How is the surgery performed? (type of incision, resection, type of drainage, anesthesia)
BEFORE THE INTERVENTION
Skin and soft tissue surgery is usually performed under local anesthesia. In exceptions, we can use intravenous drugs (sedation) to make you more comfortable during the procedure.
DURING THE PROCEDURE
The surgeon makes an incision, proceeds to remove the lesion and then the wound is sutured. This intervention will not last more than thirty minutes.
What happens after the surgery?
After surgery, the patient will go home. We recommend not driving for the home transfer.
HOW IS THE RECOVERY AT HOME?
Our premise is to be active in recovery. For this reason, we encourage the patient to walk daily, we recommend walking at least 60 minutes each day both inside and outside the house. Important physical efforts that may affect wound healing should always be avoided.
When you are discharged home, you will be prescribed medication to make you feel as comfortable as possible. You will resume your previous medication following the surgeon’s recommendations, since some drug may not be recommended in the first days after surgery. Normally, the taking of painkillers is indicated to control the pain.
In relation to food, we recommend your usual diet.
You can wet your wounds when you wash yourself and then gently dry them with the application of any antiseptic (chlorhexidine, povidone-iodine, crystalmine…). These wounds should be evaluated by nursing around 7 and 10 days after surgery.
Almost total recovery can take approximately one to two weeks after the intervention

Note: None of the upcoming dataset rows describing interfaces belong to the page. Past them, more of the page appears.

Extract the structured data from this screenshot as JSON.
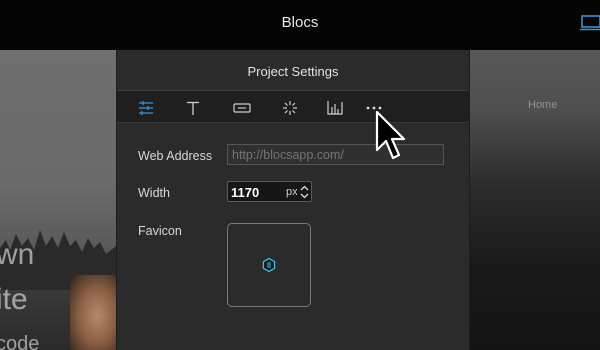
{
  "app": {
    "title": "Blocs"
  },
  "background": {
    "nav_home": "Home",
    "hero_lines": [
      "wn",
      "ite",
      "code"
    ]
  },
  "dialog": {
    "title": "Project Settings",
    "tabs": [
      {
        "icon": "sliders-icon"
      },
      {
        "icon": "text-icon"
      },
      {
        "icon": "button-icon"
      },
      {
        "icon": "loader-icon"
      },
      {
        "icon": "chart-icon"
      },
      {
        "icon": "more-icon"
      }
    ],
    "web_address": {
      "label": "Web Address",
      "placeholder": "http://blocsapp.com/"
    },
    "width": {
      "label": "Width",
      "value": "1170",
      "unit": "px"
    },
    "favicon": {
      "label": "Favicon"
    }
  },
  "colors": {
    "accent": "#3d8fd4",
    "favicon_cyan": "#34c2e0"
  }
}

What are the risks of skin and soft tissue surgery?
The normal thing is that your intervention proceeds without incidents but you must know the potential complications.
Less serious and frequent risks: Infection, bleeding or alteration in the healing of the surgical wound. Dehiscence (opening) of the wound. Prolonged pain in the area of the operation. Local allergic reactions to the anesthetic, such as itching or redness around the lesion.
Infrequent and serious risks: Serious allergic reactions to the anesthetic, including anaphylactic shock.
Infrequent risks: Reproduction of the lesion.
These complications are usually resolved with medical treatment (medicines, serums, etc.), but they may require a reoperation, usually an emergency, and in exceptional cases death may occur.
Your risk of complications depends on your overall health and the reason you’re having this surgery.